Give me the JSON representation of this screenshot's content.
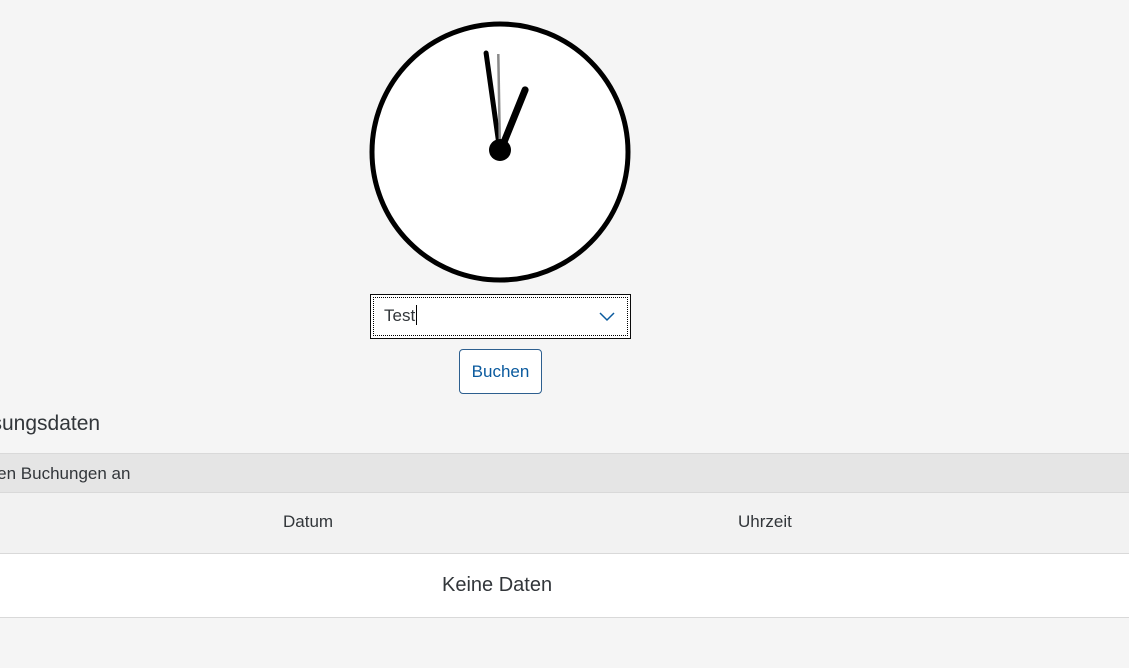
{
  "clock": {
    "hour_hand_angle_deg": 22,
    "minute_hand_angle_deg": -8,
    "second_hand_angle_deg": -1
  },
  "combo": {
    "value": "Test"
  },
  "buchen_button": {
    "label": "Buchen"
  },
  "section": {
    "title": "ssungsdaten"
  },
  "table": {
    "toolbar_text": "gten Buchungen an",
    "columns": [
      "Datum",
      "Uhrzeit"
    ],
    "no_data_text": "Keine Daten"
  },
  "colors": {
    "page_background": "#f5f5f5",
    "button_text": "#0a5a9e",
    "button_border": "#2d5f8f",
    "toolbar_background": "#e5e5e5",
    "header_background": "#f2f2f2"
  }
}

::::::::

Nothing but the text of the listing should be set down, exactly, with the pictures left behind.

* **Answer section**
Give me the JSON representation of this screenshot's content.
{
  "clock": {
    "hour_hand_angle_deg": 22,
    "minute_hand_angle_deg": -8,
    "second_hand_angle_deg": -1
  },
  "combo": {
    "value": "Test"
  },
  "buchen_button": {
    "label": "Buchen"
  },
  "section": {
    "title": "ssungsdaten"
  },
  "table": {
    "toolbar_text": "gten Buchungen an",
    "columns": [
      "Datum",
      "Uhrzeit"
    ],
    "no_data_text": "Keine Daten"
  },
  "colors": {
    "page_background": "#f5f5f5",
    "button_text": "#0a5a9e",
    "button_border": "#2d5f8f",
    "toolbar_background": "#e5e5e5",
    "header_background": "#f2f2f2"
  }
}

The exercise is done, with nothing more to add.